Social Tech in the 3rd World: Social Media and Shame are Deadly Weapons
In the time I’ve spent making Hitcher a reality, I’ve had to consider human behavior in ways I never anticipated. Pornography, terrorism, stalking – you name it and we had meetings about how to handle it. While it might come as a surprise, I feel that the most important issue we tackled was bullying.
Since our platform was designed for exclusivity, it never occurred to me that it could be used for such abhorrent behavior. The app is all about shared experiences with your “real” friends…what could go wrong? After developing the use cases it became quite clear that this could be a huge problem.

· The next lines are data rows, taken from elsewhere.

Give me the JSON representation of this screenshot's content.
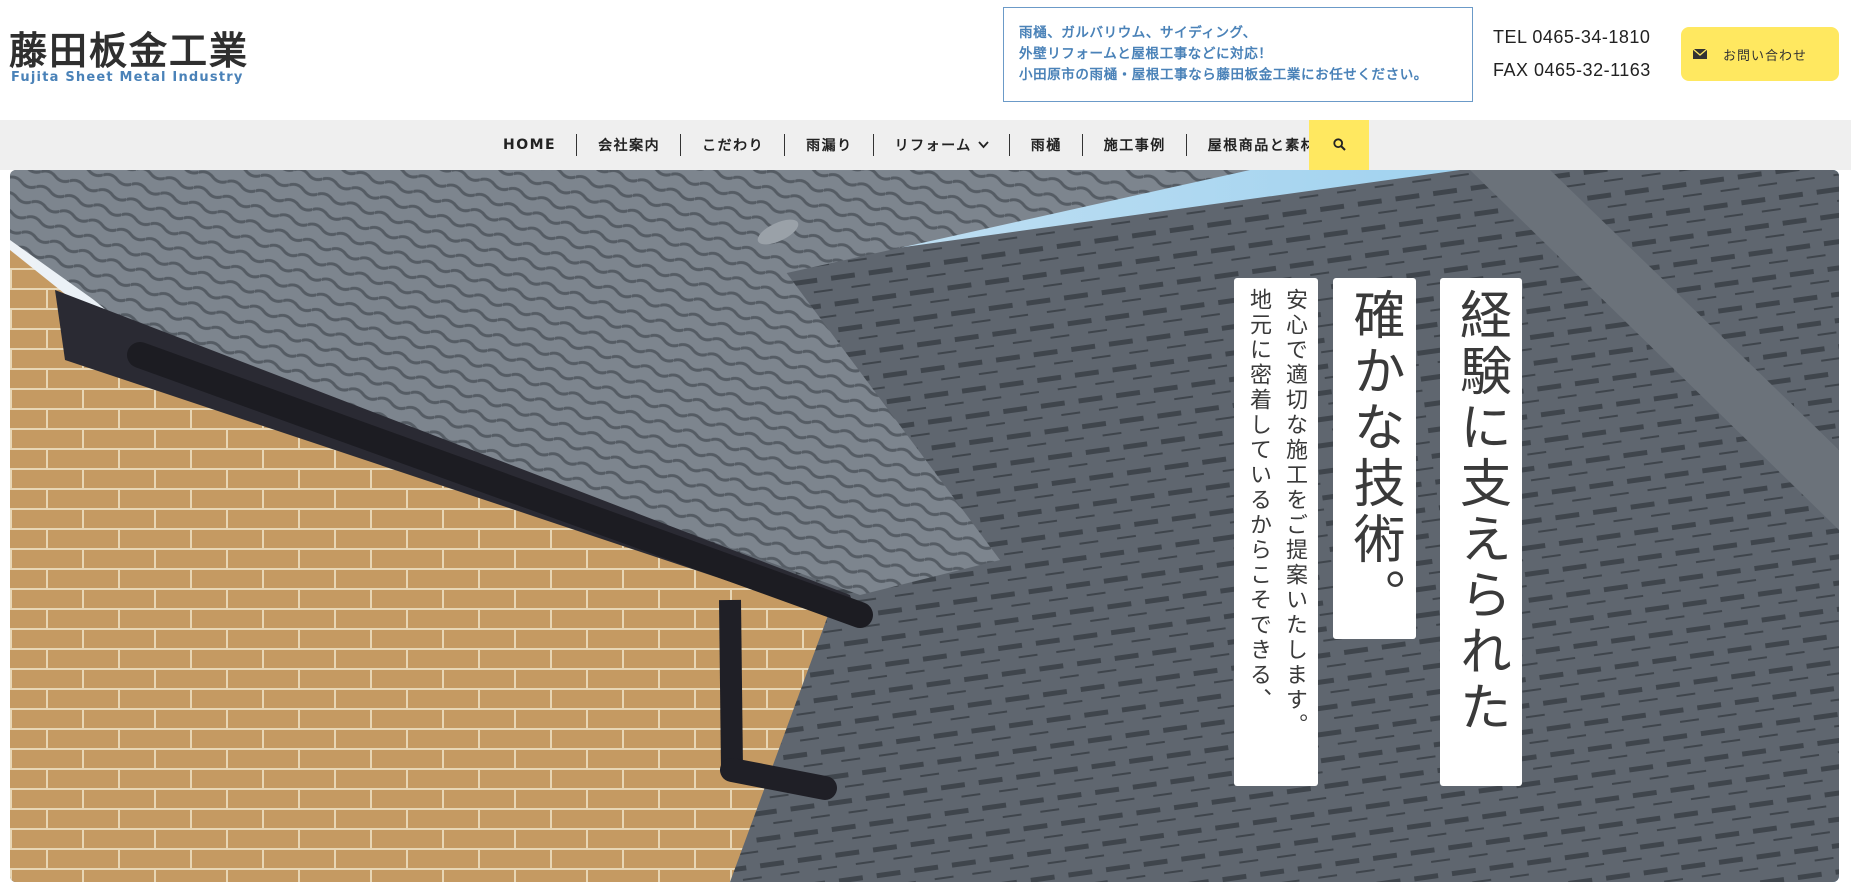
{
  "header": {
    "logo_title": "藤田板金工業",
    "logo_subtitle": "Fujita Sheet Metal Industry",
    "notice_lines": [
      "雨樋、ガルバリウム、サイディング、",
      "外壁リフォームと屋根工事などに対応！",
      "小田原市の雨樋・屋根工事なら藤田板金工業にお任せください。"
    ],
    "tel": "TEL 0465-34-1810",
    "fax": "FAX 0465-32-1163",
    "contact_label": "お問い合わせ",
    "contact_icon": "mail-icon"
  },
  "nav": {
    "items": [
      {
        "label": "HOME"
      },
      {
        "label": "会社案内"
      },
      {
        "label": "こだわり"
      },
      {
        "label": "雨漏り"
      },
      {
        "label": "リフォーム"
      },
      {
        "label": "雨樋"
      },
      {
        "label": "施工事例"
      },
      {
        "label": "屋根商品と素材"
      }
    ],
    "search_icon": "search-icon"
  },
  "hero": {
    "headline_1": "経験に支えられた",
    "headline_2": "確かな技術。",
    "body_col_1": "地元に密着しているからこそできる、",
    "body_col_2": "安心で適切な施工をご提案いたします。"
  },
  "colors": {
    "accent_yellow": "#ffe860",
    "brand_blue": "#4a82b8",
    "nav_bg": "#efefef"
  }
}
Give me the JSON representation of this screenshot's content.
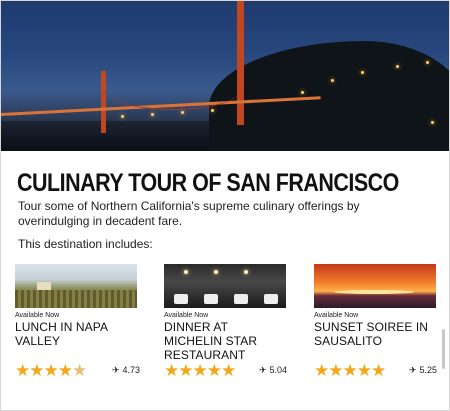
{
  "tour": {
    "title": "CULINARY TOUR OF SAN FRANCISCO",
    "description": "Tour some of Northern California's supreme culinary offerings by overindulging in decadent fare.",
    "includes_label": "This destination includes:"
  },
  "cards": [
    {
      "availability": "Available Now",
      "name": "LUNCH IN NAPA VALLEY",
      "rating": 4.5,
      "score": "4.73",
      "icon": "plane-icon"
    },
    {
      "availability": "Available Now",
      "name": "DINNER AT MICHELIN STAR RESTAURANT",
      "rating": 5,
      "score": "5.04",
      "icon": "plane-icon"
    },
    {
      "availability": "Available Now",
      "name": "SUNSET SOIREE IN SAUSALITO",
      "rating": 5,
      "score": "5.25",
      "icon": "plane-icon"
    }
  ],
  "colors": {
    "star": "#f2a71b",
    "text": "#111111"
  }
}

Our team devoted months to prevention features and I’d like to think we cover 95% of the problem but nothing is perfect. People are people and the other 5% is up to them. The point here isn’t just transparency, it’s to start a conversation. Sure, we’ve all heard about cyberbullying and the effect it’s had on kids in the U.S. but there is a bigger discussion to be had.
Americans use phrases like fat-shaming or slut-shaming, tossing the word shame around like it’s a joke but it’s no laughing matter. In other parts of the world, shame is much more meaningful and can make you a cultural outcast where death is a better alternative. Add to that, we've dropped Big Social (Facebook, Twitter, Instagram) into these regions like nuclear bombs.
Just because America was getting along fine with social media, didn’t mean the world was ready for it. Think about democracy and how disastrous it can be when adopted by a culture that isn’t prepared.
One look at what is happening with social media in Nepal, India, Pakistan, and Bangladesh, and you’ll get an idea of how bad things are. The press in India is reporting that bullying has risen to epic proportions and moreover social tech is being used as a weapon of shame, leading to public humiliation, ridicule, violence, suicide, and murder.
Tech companies need to respond urgently to this devastation. The first thing they need to do is assess their role in the problem and identify ways they can bridge gaps with technology and outreach. After that they need to open offices in these countries to work with local governments to help develop an appropriate narrative about usage and user rights. Understanding the cultural and technological divide at a local level is imperative.
Everyone should demand that Big Social take responsibility for what they’ve brought to bear, and in a way this is a call to arms — be ready to go to war and do battle over this issue or the shame will fall on you. Peace be with you all.